As far as I can tell, the actual neighborhood is called Firuzaga. The streets are lined with four to five story or so buildings. Some are completely residential. Others have a shop or two on the ground floor and residences above. Our building has no elevator, and I suspect most buildings do not have one either. The streets are quite narrow and have sidewalks that are only about two to four feet wide. They vary in width depending on where you are on the street. One way traffic on most streets. Parking is hard to come by.
Our apartment is on the middle of a hill that leads down to the Bosphorus Strait. If we go down the hill about 500 meters (550 yards) we get to the tram station that takes us into Sultanahamet. Going up the hill, in about 500 meters we come to Istiklal Street, a broad pedestrian only street full of shops, bars and restaurants. On Istiklal Street there is a mixture of Turkish shops and international chain shops and restaurants; H&M, Gap, McDonalds and a Starbucks every 500 feet.
However, along our street and the streets both up to Istiklal and down to the tram there are no chain stores or chain restaurants of any type. There are many small grocery stores. About the size of a really small 7/11. But these stores carry mostly fresh fruits and vegetables, fresh bread and a few staples like coffee, tea, sugar, etc. Yes, they do have a few cans or bottles of soft drinks and a few bags of chips and things that you would find in a US or Canadian convenience store. However, the bulk of what they sell are basic food stuff you would use to make your daily meals. We are not doing a ton of cooking here at the apartment, but it is nice to be able to cook up a few eggs in the morning, make our own coffee and tea, heat up left overs, etc. We can just stop next door at one of the groceries and pick up whatever we want.
The shops are pretty flexible with the amounts you can buy. Eggs? How many do you want? You don’t buy them by the dozen, just get the quantity you want and put in a bag (carefully). Laundry soap? Sure you can buy a box of laundry detergent or a container of the liquid stuff. But, if you are like us and you only need a little, there are a couple of open 5 kilo bags of detergent. Tell the shopkeeper which one and how much you want and he will put it in a plastic bag for you and sell by weight.

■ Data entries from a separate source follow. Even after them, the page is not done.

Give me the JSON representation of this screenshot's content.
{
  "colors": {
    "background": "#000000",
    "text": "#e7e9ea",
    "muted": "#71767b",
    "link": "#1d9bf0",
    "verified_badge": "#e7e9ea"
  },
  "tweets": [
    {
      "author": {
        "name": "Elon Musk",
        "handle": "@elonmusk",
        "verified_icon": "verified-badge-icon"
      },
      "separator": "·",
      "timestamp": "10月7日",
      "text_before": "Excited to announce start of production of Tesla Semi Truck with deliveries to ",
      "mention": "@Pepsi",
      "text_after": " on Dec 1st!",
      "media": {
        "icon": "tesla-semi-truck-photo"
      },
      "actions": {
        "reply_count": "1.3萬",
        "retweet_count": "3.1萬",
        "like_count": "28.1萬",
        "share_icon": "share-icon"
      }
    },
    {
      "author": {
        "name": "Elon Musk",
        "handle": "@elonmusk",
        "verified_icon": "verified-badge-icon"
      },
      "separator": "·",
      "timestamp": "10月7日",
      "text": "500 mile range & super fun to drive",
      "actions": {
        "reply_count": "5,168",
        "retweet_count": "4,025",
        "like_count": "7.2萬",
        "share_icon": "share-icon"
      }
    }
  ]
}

We are having a great time and seeing and experiencing lots of cool things. I’ll keep you updated in future posts.